Exercise aim — Every line of the entries with the word "JSON" in it should be shown.

Extracted records —
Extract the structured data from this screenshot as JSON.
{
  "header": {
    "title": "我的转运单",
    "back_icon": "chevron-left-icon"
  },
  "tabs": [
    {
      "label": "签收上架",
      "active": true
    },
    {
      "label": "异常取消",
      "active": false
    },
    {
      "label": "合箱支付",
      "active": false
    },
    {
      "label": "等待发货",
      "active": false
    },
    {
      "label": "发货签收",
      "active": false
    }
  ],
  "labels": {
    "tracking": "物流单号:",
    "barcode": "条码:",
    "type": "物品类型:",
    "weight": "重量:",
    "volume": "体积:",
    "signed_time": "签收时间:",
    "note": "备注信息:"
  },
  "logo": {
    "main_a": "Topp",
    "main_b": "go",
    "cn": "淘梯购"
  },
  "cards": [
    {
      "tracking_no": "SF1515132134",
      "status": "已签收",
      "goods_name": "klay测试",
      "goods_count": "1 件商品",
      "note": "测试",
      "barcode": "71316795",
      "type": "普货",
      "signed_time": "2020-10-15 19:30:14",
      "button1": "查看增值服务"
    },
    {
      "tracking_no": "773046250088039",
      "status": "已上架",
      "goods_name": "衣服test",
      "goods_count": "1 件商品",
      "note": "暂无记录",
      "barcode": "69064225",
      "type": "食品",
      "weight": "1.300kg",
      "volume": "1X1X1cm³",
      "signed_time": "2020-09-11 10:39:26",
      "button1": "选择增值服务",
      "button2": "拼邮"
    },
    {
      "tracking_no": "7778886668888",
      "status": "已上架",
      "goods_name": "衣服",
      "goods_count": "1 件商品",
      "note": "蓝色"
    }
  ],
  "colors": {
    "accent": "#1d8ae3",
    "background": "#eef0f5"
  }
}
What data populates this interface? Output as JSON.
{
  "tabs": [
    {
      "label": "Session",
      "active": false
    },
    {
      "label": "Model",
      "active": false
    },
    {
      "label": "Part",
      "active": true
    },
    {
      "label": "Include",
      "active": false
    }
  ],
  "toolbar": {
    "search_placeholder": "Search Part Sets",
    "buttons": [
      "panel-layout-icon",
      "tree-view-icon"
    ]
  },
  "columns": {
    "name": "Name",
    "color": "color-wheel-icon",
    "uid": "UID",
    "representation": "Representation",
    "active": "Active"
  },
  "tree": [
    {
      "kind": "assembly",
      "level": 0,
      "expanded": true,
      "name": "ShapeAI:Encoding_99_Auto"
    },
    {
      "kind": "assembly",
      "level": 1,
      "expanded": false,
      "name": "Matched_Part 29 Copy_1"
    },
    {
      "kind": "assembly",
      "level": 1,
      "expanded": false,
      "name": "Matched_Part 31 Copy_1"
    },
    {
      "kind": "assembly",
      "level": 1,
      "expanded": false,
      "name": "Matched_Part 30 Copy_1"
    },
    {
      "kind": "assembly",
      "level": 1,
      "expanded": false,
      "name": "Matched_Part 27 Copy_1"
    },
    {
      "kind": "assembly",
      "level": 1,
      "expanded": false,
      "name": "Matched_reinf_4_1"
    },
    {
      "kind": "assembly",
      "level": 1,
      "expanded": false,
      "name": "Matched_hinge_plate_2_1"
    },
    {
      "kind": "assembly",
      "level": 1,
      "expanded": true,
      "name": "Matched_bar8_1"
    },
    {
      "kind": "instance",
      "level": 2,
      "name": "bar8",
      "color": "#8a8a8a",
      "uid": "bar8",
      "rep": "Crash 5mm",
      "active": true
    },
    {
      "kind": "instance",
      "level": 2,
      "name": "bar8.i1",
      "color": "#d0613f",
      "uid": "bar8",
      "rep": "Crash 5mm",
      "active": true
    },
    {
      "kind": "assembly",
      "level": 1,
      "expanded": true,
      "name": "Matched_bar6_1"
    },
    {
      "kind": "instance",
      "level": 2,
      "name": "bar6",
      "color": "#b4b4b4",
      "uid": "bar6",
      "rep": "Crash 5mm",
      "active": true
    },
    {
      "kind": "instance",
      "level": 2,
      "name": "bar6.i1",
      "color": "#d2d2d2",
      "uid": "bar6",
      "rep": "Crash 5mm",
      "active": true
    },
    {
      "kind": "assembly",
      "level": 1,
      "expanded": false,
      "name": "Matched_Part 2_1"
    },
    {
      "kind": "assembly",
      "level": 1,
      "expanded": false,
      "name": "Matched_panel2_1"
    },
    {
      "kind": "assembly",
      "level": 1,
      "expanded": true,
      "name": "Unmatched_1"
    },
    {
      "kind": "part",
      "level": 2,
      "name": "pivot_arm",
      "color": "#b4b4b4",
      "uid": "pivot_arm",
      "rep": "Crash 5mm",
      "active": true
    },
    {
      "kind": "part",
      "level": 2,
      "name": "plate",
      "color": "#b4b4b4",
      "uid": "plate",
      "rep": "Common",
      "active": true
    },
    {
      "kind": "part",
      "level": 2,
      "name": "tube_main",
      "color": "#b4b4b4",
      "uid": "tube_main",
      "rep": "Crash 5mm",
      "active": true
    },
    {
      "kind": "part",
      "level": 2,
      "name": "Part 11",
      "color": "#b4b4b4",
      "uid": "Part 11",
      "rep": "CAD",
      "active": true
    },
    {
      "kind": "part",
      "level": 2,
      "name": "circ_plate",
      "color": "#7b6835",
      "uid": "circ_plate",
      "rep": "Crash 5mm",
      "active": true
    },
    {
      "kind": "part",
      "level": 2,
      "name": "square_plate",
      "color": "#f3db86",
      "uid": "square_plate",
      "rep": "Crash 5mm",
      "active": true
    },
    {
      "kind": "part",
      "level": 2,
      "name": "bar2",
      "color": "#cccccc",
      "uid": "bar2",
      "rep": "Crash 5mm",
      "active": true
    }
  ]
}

Your solution —
Extract the structured data from this screenshot as JSON.
What data populates this interface? Output as JSON.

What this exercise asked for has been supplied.